Alternative Energy and Its Suitability in Nepal. Himalayan Villages

Renewable Energy Village Power Systems for Remote and Impoverished
Himalayan Villages in Nepal
Zahnd Alex, Haddix McKay Kimber, Richard Komp
Department of Mechanical Engineering Kathmandu University, P.O. Box 6250, Kathmandu,
Nepal [email protected] / University of Montana and The ISIS Foundation, Missoula,
Montana, 59801, USA [email protected], / Maine Solar Energy Association, 17 Rockwell Rd
SE, Jonesport ME 04649 USA [email protected]

Abstract
1.6 – 2 billion people in developing countries live in dark homes, without access to electricity,
and 2.4 billion rely on traditional biomass for their daily energy services, such as cooking,
heating and lighting.
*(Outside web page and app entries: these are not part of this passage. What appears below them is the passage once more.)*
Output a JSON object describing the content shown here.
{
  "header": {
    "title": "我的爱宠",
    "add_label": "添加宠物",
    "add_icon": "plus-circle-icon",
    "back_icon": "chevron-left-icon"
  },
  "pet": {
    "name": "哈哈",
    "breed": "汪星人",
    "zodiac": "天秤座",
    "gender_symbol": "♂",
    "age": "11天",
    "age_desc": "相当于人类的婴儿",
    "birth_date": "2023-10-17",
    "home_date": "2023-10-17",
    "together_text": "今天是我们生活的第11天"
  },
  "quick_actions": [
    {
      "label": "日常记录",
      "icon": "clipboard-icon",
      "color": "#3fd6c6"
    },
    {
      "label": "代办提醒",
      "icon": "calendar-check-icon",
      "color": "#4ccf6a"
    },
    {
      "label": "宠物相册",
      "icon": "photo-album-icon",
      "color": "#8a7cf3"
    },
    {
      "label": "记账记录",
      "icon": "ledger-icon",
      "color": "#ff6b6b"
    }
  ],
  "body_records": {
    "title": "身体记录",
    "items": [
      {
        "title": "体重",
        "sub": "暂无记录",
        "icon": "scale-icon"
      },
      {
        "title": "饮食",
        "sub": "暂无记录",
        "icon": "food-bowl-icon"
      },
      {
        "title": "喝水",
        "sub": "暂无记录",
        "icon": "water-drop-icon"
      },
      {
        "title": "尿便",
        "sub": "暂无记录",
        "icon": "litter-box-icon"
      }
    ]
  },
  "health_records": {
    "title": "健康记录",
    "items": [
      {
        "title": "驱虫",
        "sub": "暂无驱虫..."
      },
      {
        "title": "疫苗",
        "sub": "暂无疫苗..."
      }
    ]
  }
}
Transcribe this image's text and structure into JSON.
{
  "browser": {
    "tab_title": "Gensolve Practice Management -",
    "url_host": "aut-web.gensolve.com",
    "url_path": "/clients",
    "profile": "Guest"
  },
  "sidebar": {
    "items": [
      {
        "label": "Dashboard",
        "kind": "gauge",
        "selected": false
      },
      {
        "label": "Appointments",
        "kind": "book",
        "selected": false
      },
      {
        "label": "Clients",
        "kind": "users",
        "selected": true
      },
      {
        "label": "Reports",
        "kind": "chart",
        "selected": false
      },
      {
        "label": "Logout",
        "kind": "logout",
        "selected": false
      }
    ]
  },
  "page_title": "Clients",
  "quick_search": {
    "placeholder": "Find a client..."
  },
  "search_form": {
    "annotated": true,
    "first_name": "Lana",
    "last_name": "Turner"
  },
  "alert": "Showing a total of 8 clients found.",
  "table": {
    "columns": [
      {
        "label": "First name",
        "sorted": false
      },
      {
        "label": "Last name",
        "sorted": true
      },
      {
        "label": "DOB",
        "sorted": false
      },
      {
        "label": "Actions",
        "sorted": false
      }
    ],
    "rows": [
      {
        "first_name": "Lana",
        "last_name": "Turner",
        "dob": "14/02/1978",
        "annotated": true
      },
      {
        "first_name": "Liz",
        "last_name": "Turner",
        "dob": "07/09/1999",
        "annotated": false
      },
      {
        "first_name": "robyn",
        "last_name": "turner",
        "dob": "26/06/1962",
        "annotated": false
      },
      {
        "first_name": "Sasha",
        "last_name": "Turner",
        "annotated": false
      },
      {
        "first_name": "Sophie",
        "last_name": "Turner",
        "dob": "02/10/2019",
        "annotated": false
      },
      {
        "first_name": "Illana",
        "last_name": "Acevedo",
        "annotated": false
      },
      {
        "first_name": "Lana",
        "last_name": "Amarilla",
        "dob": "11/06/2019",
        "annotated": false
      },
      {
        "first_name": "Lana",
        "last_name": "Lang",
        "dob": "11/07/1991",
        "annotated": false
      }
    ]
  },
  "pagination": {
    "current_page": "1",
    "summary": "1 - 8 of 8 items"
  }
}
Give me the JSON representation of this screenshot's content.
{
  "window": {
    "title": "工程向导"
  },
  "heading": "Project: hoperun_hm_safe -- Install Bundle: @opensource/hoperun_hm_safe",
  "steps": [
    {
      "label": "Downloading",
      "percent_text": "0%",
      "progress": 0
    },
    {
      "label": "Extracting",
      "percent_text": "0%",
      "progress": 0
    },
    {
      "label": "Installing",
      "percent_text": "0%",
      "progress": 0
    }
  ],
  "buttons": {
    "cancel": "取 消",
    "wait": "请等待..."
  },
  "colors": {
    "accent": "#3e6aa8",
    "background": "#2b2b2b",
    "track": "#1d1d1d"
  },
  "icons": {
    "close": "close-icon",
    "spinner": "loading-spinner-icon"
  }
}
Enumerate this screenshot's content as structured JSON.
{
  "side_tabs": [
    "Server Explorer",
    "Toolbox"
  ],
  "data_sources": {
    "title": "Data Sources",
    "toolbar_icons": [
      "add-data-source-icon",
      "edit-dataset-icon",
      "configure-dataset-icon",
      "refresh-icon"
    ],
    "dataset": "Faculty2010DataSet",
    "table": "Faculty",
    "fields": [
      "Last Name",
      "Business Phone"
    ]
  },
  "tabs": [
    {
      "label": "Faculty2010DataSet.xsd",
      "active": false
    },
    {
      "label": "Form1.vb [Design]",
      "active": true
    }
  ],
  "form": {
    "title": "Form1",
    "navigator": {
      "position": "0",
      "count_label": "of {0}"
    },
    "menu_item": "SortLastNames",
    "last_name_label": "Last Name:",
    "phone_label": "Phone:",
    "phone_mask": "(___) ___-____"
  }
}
Lack of electricity and heavy reliance on traditional biomass are hallmarks
of poverty in developing countries, and women and children in particular suffer enormous health
problems due to open fire places. The high migration and urbanization rates in developing
countries will continue, forcing governments to focus more on urban energy service provision
and extension. That widens the gap between poor and rich, highlighting the relationship between
poverty and access to electricity further. Nepal, with the majority of its people living in difficult
to access areas with no roads is a typical example of that. Belonging to the poorest and most
undeveloped countries, the per capita electricity consumption is among the lowest in the world.
The geographical remoteness, the harsh climatic conditions, low population density with
minimal energy demand and low growth potential, are some of the reasons why rural
electrification costs in Nepal are prohibitive and the isolated rural mountain villages in Nepal
will not be reached within the foreseeable future through grid extensions alone.
Nepal is not rich in fossil fuel resources but it has plenty of renewable energy resources, in
particular water that is running down from the vast Himalayan mountain ranges in over 6,000
rivers. With 300 sunny days a.